▶ _Directions_: Please copy every line from the following entries in which the word "application" appears.

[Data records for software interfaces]
>>>>>
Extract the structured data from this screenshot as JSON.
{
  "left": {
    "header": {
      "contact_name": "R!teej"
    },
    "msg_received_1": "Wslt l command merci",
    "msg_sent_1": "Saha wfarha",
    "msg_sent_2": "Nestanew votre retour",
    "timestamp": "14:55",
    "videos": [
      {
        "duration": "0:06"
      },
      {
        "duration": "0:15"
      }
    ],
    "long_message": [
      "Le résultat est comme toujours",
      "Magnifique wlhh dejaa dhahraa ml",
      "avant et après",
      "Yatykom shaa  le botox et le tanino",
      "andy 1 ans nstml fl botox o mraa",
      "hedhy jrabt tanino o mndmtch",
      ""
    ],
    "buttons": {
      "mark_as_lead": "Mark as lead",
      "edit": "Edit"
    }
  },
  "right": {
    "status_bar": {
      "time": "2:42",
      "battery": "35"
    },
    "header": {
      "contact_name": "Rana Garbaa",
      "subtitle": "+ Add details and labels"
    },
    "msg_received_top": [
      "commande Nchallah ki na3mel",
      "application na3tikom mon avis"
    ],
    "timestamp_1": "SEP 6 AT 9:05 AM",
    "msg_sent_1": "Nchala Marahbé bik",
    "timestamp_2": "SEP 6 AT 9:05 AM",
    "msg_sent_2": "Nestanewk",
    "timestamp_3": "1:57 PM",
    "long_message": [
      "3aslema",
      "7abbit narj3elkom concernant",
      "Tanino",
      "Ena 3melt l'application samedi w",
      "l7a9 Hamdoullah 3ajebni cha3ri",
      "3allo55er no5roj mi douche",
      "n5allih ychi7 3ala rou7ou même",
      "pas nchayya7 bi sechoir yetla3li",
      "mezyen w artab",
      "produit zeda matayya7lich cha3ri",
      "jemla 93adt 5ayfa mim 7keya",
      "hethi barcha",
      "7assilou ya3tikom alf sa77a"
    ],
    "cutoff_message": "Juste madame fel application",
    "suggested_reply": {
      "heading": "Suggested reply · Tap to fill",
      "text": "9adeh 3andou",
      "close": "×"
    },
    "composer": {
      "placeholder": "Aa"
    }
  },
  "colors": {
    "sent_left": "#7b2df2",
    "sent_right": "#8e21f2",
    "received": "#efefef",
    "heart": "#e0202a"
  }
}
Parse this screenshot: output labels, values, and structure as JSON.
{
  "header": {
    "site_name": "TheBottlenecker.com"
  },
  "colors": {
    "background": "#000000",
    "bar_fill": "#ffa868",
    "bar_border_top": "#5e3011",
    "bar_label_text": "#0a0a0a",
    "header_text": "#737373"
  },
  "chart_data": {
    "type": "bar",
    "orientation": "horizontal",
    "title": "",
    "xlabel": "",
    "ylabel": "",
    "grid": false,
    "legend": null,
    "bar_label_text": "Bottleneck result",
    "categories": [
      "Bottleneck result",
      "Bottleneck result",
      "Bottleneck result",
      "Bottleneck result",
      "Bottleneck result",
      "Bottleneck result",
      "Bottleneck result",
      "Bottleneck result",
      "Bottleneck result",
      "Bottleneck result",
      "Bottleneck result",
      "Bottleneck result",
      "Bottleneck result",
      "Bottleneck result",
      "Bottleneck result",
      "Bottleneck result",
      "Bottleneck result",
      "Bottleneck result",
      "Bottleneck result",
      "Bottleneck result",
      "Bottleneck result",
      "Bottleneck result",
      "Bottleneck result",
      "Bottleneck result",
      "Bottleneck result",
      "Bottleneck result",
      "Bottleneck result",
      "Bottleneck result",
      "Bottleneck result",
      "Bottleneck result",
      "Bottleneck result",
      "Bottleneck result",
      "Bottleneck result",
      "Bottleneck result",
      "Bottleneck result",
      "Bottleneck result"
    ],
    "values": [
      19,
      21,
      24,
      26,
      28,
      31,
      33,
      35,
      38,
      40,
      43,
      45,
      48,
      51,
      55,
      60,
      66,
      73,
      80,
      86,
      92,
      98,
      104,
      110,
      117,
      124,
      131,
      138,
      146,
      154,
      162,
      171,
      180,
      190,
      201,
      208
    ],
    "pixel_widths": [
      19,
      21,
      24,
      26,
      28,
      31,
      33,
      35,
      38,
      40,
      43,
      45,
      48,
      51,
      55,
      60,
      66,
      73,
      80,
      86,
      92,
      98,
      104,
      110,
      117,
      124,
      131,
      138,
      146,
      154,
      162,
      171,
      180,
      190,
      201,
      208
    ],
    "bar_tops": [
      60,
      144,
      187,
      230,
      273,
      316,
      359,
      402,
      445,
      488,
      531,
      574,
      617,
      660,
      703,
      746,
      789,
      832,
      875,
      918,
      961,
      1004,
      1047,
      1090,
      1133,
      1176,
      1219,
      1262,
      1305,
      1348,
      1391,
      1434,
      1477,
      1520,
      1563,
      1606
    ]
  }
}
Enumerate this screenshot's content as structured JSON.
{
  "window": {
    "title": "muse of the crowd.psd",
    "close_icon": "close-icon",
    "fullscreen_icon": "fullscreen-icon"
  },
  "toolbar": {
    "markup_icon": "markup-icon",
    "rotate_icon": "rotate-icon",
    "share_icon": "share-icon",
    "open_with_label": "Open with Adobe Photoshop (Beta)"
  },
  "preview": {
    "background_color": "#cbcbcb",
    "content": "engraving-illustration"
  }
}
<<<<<
▶ _Answer for the task_:
      "application na3tikom mon avis"
      "Ena 3melt l'application samedi w",
    "cutoff_message": "Juste madame fel application",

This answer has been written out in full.